* YOUR OBJECTIVE
Print every line of the material below exactly as it stands, but omit the pictures.

- Opening Delimiter -

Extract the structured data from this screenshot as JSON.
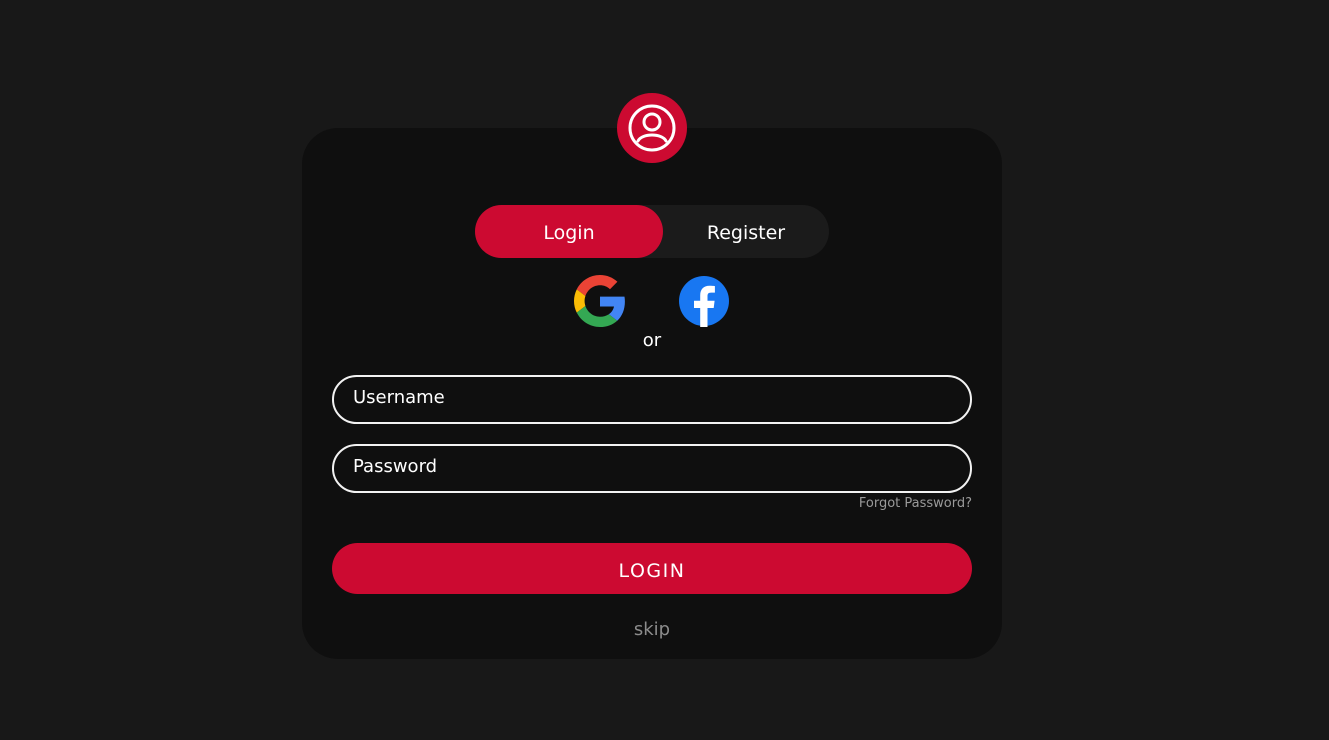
{
  "tabs": {
    "login_label": "Login",
    "register_label": "Register",
    "active": "Login"
  },
  "social": {
    "google_icon": "google-icon",
    "facebook_icon": "facebook-icon"
  },
  "divider_text": "or",
  "form": {
    "username_placeholder": "Username",
    "username_value": "",
    "password_placeholder": "Password",
    "password_value": "",
    "forgot_label": "Forgot Password?",
    "submit_label": "LOGIN",
    "skip_label": "skip"
  },
  "colors": {
    "background": "#181818",
    "card": "#0f0f0f",
    "accent": "#cc0a31",
    "muted_text": "#9a9a9a"
  },
  "icons": {
    "avatar": "user-circle-icon"
  }
}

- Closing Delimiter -

* TASK OUTPUT
Extract the structured data from this screenshot as JSON.
{
  "tabs": {
    "login_label": "Login",
    "register_label": "Register",
    "active": "Login"
  },
  "social": {
    "google_icon": "google-icon",
    "facebook_icon": "facebook-icon"
  },
  "divider_text": "or",
  "form": {
    "username_placeholder": "Username",
    "username_value": "",
    "password_placeholder": "Password",
    "password_value": "",
    "forgot_label": "Forgot Password?",
    "submit_label": "LOGIN",
    "skip_label": "skip"
  },
  "colors": {
    "background": "#181818",
    "card": "#0f0f0f",
    "accent": "#cc0a31",
    "muted_text": "#9a9a9a"
  },
  "icons": {
    "avatar": "user-circle-icon"
  }
}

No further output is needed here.